Grant could help upgrade Sharpsburg lights
Sharpsburg officials hope grant money will be able to help them update lighting in the borough.
Schaedler Yesco has made a proposal to the borough to update lights.
Borough secretary Jan Barbus said at a council meeting earlier this month the cost would be $550 per lamp. LED lights would replace the ones the borough currently uses.
Council President Renee Procopio said while the plan is worthy to consider, funding is likely unavailable.
Grant money could be available from Duquesne Light to replace the lamps, Barbus said. Schaedler Yesco representatives could help the borough with funding.
“They'd be willing to work with us to get these grants,” Barbus said.
It is unknown if the grant would require a matching portion. Procopio said with the 2013 budget being finalized, that could help decide if the borough takes any further action. The budget is expected to be tight.
“I don't know that there's a match in there,” Procopio said.
Barbus was asked to research the available grants to determine if a match is needed. If funding from the borough is required, the project could wait until 2014.
The addition of LED lights could be more cost effective for the borough, Councilman Tony Sacco said.
“It's going to be a lot cheaper to operate the LED lights than the ones we have now,” Sacco said.
Sacco noted that the borough has money from insurance claims for damaged light poles that could be used for a grant match if needed.
The borough previously bought three decorative light poles from Schaedler Yesco with that money for $15,500.
Tom McGee is an associate editor for Trib Total Media. He can be reached at 412-856-7400, ext. 1513 or firstname.lastname@example.org.
Show commenting policy
TribLive commenting policy
You are solely responsible for your comments and by using TribLive.com you agree to our Terms of Service.
We moderate comments.
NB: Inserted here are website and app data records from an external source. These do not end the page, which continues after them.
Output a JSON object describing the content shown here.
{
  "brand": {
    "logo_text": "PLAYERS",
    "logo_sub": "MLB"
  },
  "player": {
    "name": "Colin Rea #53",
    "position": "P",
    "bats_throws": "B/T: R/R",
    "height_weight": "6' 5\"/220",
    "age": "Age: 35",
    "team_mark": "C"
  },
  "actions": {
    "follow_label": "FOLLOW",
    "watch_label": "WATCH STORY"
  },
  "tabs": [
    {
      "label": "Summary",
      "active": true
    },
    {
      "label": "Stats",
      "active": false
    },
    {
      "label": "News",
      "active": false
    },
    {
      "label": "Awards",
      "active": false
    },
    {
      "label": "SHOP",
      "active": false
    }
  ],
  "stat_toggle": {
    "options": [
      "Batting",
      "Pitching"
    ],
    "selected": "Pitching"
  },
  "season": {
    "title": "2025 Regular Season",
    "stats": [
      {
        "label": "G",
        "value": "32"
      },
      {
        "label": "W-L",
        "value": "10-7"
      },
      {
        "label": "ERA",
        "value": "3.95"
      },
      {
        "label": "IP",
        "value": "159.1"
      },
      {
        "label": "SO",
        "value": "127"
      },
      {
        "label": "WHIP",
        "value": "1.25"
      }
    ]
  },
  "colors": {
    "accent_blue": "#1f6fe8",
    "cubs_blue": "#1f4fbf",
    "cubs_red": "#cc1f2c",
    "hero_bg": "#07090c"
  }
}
Our goal is to provide substantive commentary for a general readership. By screening submissions, we provide a space where readers can share intelligent and informed commentary that enhances the quality of our news and information.
While most comments will be posted if they are on-topic and not abusive, moderating decisions are subjective. We will make them as carefully and consistently as we can. Because of the volume of reader comments, we cannot review individual moderation decisions with readers.
We value thoughtful comments representing a range of views that make their point quickly and politely. We make an effort to protect discussions from repeated comments either by the same reader or different readers.
We follow the same standards for taste as the daily newspaper. A few things we won't tolerate: personal attacks, obscenity, vulgarity, profanity (including expletives and letters followed by dashes), commercial promotion, impersonations, incoherence, proselytizing and SHOUTING. Don't include URLs to Web sites.
We do not edit comments. They are either approved or deleted. We reserve the right to edit a comment that is quoted or excerpted in an article. In this case, we may fix spelling and punctuation.
We welcome strong opinions and criticism of our work, but we don't want comments to become bogged down with discussions of our policies and we will moderate accordingly.
We appreciate it when readers and people quoted in articles or blog posts point out errors of fact or emphasis and will investigate all assertions. But these suggestions should be sent via e-mail. To avoid distracting other readers, we won't publish comments that suggest a correction. Instead, corrections will be made in a blog post or in an article.